Record set ::
★ ★ ★ ★
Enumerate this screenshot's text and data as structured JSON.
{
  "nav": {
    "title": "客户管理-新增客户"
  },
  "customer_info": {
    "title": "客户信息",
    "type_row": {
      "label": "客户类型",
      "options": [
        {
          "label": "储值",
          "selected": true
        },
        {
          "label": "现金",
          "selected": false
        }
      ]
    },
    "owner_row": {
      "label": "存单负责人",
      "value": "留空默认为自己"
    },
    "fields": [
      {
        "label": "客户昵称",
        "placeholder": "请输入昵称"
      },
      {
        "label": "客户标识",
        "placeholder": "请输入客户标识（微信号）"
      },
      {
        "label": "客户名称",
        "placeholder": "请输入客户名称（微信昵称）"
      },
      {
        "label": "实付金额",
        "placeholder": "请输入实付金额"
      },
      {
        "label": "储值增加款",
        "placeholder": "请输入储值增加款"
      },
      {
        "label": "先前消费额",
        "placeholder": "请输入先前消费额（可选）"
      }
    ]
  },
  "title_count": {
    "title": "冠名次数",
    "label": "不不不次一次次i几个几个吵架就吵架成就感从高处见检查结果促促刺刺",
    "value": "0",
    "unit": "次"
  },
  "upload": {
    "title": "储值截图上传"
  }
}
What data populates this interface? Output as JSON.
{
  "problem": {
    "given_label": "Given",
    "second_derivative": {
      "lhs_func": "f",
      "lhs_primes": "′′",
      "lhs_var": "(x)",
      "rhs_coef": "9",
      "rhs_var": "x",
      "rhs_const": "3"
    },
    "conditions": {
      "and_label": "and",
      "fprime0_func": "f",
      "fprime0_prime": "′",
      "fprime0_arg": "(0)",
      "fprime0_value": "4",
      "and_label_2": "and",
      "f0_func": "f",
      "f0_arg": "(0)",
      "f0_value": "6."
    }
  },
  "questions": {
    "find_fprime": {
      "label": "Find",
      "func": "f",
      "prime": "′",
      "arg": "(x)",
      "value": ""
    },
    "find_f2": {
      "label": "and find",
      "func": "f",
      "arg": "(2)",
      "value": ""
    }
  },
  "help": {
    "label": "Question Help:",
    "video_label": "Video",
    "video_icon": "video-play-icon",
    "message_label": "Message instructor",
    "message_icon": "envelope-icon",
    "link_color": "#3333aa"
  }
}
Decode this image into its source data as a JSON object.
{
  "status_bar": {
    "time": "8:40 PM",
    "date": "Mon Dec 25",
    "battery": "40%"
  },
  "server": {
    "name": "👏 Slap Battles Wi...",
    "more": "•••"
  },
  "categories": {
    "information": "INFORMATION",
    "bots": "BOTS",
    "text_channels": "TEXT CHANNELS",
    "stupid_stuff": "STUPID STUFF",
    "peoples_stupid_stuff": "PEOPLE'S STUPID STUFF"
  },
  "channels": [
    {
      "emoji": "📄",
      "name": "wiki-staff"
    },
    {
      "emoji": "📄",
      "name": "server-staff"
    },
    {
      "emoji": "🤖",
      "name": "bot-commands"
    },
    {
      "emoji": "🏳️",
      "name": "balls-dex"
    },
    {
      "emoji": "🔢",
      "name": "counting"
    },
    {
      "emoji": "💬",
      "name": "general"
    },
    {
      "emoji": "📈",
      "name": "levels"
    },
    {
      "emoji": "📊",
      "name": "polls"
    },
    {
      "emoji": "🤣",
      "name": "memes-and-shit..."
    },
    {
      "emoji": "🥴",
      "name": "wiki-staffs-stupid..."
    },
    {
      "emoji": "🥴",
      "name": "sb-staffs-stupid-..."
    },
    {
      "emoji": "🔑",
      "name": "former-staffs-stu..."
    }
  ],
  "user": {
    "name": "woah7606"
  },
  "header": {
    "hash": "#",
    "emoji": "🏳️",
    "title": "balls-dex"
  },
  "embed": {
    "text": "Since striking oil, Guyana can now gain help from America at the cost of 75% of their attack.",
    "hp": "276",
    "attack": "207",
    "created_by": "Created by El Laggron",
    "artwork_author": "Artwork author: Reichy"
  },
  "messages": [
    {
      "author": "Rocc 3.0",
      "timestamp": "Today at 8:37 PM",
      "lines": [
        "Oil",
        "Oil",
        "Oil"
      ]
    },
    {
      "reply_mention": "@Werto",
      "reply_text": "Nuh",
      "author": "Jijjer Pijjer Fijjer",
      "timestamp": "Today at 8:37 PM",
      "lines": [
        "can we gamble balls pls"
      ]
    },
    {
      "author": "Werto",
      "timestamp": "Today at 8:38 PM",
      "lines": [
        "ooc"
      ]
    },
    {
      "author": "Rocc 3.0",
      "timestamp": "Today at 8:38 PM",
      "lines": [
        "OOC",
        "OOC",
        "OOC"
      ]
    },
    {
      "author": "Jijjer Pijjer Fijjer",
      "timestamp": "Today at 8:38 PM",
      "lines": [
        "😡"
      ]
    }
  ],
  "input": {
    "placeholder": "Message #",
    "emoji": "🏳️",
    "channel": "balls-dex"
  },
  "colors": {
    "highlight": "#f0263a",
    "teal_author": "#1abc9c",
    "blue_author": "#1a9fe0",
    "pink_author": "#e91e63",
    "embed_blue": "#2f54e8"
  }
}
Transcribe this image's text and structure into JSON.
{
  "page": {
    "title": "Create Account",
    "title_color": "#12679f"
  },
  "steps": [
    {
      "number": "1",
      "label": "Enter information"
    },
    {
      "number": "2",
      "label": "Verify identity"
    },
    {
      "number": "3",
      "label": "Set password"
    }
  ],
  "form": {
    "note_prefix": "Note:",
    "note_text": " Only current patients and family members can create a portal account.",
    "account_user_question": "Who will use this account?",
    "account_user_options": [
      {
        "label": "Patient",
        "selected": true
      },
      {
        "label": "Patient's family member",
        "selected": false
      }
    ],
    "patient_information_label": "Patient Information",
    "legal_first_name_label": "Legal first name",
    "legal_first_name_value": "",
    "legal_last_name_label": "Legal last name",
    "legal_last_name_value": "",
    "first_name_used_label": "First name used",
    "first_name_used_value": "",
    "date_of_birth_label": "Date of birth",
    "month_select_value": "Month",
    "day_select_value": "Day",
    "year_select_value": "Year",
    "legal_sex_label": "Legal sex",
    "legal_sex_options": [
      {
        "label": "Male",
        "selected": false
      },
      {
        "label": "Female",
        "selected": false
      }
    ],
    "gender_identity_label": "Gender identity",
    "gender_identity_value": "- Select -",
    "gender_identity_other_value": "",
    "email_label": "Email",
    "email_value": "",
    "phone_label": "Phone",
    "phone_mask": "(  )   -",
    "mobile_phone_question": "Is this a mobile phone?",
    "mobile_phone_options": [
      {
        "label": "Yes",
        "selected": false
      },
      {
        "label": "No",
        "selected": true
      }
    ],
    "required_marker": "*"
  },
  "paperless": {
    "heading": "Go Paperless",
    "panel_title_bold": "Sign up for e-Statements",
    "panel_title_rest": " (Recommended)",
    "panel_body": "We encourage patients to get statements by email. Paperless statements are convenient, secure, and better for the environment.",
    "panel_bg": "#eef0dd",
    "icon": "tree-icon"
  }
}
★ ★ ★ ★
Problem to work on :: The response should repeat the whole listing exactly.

Solution below ::
Enumerate this screenshot's text and data as structured JSON.
{
  "nav": {
    "title": "客户管理-新增客户"
  },
  "customer_info": {
    "title": "客户信息",
    "type_row": {
      "label": "客户类型",
      "options": [
        {
          "label": "储值",
          "selected": true
        },
        {
          "label": "现金",
          "selected": false
        }
      ]
    },
    "owner_row": {
      "label": "存单负责人",
      "value": "留空默认为自己"
    },
    "fields": [
      {
        "label": "客户昵称",
        "placeholder": "请输入昵称"
      },
      {
        "label": "客户标识",
        "placeholder": "请输入客户标识（微信号）"
      },
      {
        "label": "客户名称",
        "placeholder": "请输入客户名称（微信昵称）"
      },
      {
        "label": "实付金额",
        "placeholder": "请输入实付金额"
      },
      {
        "label": "储值增加款",
        "placeholder": "请输入储值增加款"
      },
      {
        "label": "先前消费额",
        "placeholder": "请输入先前消费额（可选）"
      }
    ]
  },
  "title_count": {
    "title": "冠名次数",
    "label": "不不不次一次次i几个几个吵架就吵架成就感从高处见检查结果促促刺刺",
    "value": "0",
    "unit": "次"
  },
  "upload": {
    "title": "储值截图上传"
  }
}
What data populates this interface? Output as JSON.
{
  "problem": {
    "given_label": "Given",
    "second_derivative": {
      "lhs_func": "f",
      "lhs_primes": "′′",
      "lhs_var": "(x)",
      "rhs_coef": "9",
      "rhs_var": "x",
      "rhs_const": "3"
    },
    "conditions": {
      "and_label": "and",
      "fprime0_func": "f",
      "fprime0_prime": "′",
      "fprime0_arg": "(0)",
      "fprime0_value": "4",
      "and_label_2": "and",
      "f0_func": "f",
      "f0_arg": "(0)",
      "f0_value": "6."
    }
  },
  "questions": {
    "find_fprime": {
      "label": "Find",
      "func": "f",
      "prime": "′",
      "arg": "(x)",
      "value": ""
    },
    "find_f2": {
      "label": "and find",
      "func": "f",
      "arg": "(2)",
      "value": ""
    }
  },
  "help": {
    "label": "Question Help:",
    "video_label": "Video",
    "video_icon": "video-play-icon",
    "message_label": "Message instructor",
    "message_icon": "envelope-icon",
    "link_color": "#3333aa"
  }
}
Decode this image into its source data as a JSON object.
{
  "status_bar": {
    "time": "8:40 PM",
    "date": "Mon Dec 25",
    "battery": "40%"
  },
  "server": {
    "name": "👏 Slap Battles Wi...",
    "more": "•••"
  },
  "categories": {
    "information": "INFORMATION",
    "bots": "BOTS",
    "text_channels": "TEXT CHANNELS",
    "stupid_stuff": "STUPID STUFF",
    "peoples_stupid_stuff": "PEOPLE'S STUPID STUFF"
  },
  "channels": [
    {
      "emoji": "📄",
      "name": "wiki-staff"
    },
    {
      "emoji": "📄",
      "name": "server-staff"
    },
    {
      "emoji": "🤖",
      "name": "bot-commands"
    },
    {
      "emoji": "🏳️",
      "name": "balls-dex"
    },
    {
      "emoji": "🔢",
      "name": "counting"
    },
    {
      "emoji": "💬",
      "name": "general"
    },
    {
      "emoji": "📈",
      "name": "levels"
    },
    {
      "emoji": "📊",
      "name": "polls"
    },
    {
      "emoji": "🤣",
      "name": "memes-and-shit..."
    },
    {
      "emoji": "🥴",
      "name": "wiki-staffs-stupid..."
    },
    {
      "emoji": "🥴",
      "name": "sb-staffs-stupid-..."
    },
    {
      "emoji": "🔑",
      "name": "former-staffs-stu..."
    }
  ],
  "user": {
    "name": "woah7606"
  },
  "header": {
    "hash": "#",
    "emoji": "🏳️",
    "title": "balls-dex"
  },
  "embed": {
    "text": "Since striking oil, Guyana can now gain help from America at the cost of 75% of their attack.",
    "hp": "276",
    "attack": "207",
    "created_by": "Created by El Laggron",
    "artwork_author": "Artwork author: Reichy"
  },
  "messages": [
    {
      "author": "Rocc 3.0",
      "timestamp": "Today at 8:37 PM",
      "lines": [
        "Oil",
        "Oil",
        "Oil"
      ]
    },
    {
      "reply_mention": "@Werto",
      "reply_text": "Nuh",
      "author": "Jijjer Pijjer Fijjer",
      "timestamp": "Today at 8:37 PM",
      "lines": [
        "can we gamble balls pls"
      ]
    },
    {
      "author": "Werto",
      "timestamp": "Today at 8:38 PM",
      "lines": [
        "ooc"
      ]
    },
    {
      "author": "Rocc 3.0",
      "timestamp": "Today at 8:38 PM",
      "lines": [
        "OOC",
        "OOC",
        "OOC"
      ]
    },
    {
      "author": "Jijjer Pijjer Fijjer",
      "timestamp": "Today at 8:38 PM",
      "lines": [
        "😡"
      ]
    }
  ],
  "input": {
    "placeholder": "Message #",
    "emoji": "🏳️",
    "channel": "balls-dex"
  },
  "colors": {
    "highlight": "#f0263a",
    "teal_author": "#1abc9c",
    "blue_author": "#1a9fe0",
    "pink_author": "#e91e63",
    "embed_blue": "#2f54e8"
  }
}
Transcribe this image's text and structure into JSON.
{
  "page": {
    "title": "Create Account",
    "title_color": "#12679f"
  },
  "steps": [
    {
      "number": "1",
      "label": "Enter information"
    },
    {
      "number": "2",
      "label": "Verify identity"
    },
    {
      "number": "3",
      "label": "Set password"
    }
  ],
  "form": {
    "note_prefix": "Note:",
    "note_text": " Only current patients and family members can create a portal account.",
    "account_user_question": "Who will use this account?",
    "account_user_options": [
      {
        "label": "Patient",
        "selected": true
      },
      {
        "label": "Patient's family member",
        "selected": false
      }
    ],
    "patient_information_label": "Patient Information",
    "legal_first_name_label": "Legal first name",
    "legal_first_name_value": "",
    "legal_last_name_label": "Legal last name",
    "legal_last_name_value": "",
    "first_name_used_label": "First name used",
    "first_name_used_value": "",
    "date_of_birth_label": "Date of birth",
    "month_select_value": "Month",
    "day_select_value": "Day",
    "year_select_value": "Year",
    "legal_sex_label": "Legal sex",
    "legal_sex_options": [
      {
        "label": "Male",
        "selected": false
      },
      {
        "label": "Female",
        "selected": false
      }
    ],
    "gender_identity_label": "Gender identity",
    "gender_identity_value": "- Select -",
    "gender_identity_other_value": "",
    "email_label": "Email",
    "email_value": "",
    "phone_label": "Phone",
    "phone_mask": "(  )   -",
    "mobile_phone_question": "Is this a mobile phone?",
    "mobile_phone_options": [
      {
        "label": "Yes",
        "selected": false
      },
      {
        "label": "No",
        "selected": true
      }
    ],
    "required_marker": "*"
  },
  "paperless": {
    "heading": "Go Paperless",
    "panel_title_bold": "Sign up for e-Statements",
    "panel_title_rest": " (Recommended)",
    "panel_body": "We encourage patients to get statements by email. Paperless statements are convenient, secure, and better for the environment.",
    "panel_bg": "#eef0dd",
    "icon": "tree-icon"
  }
}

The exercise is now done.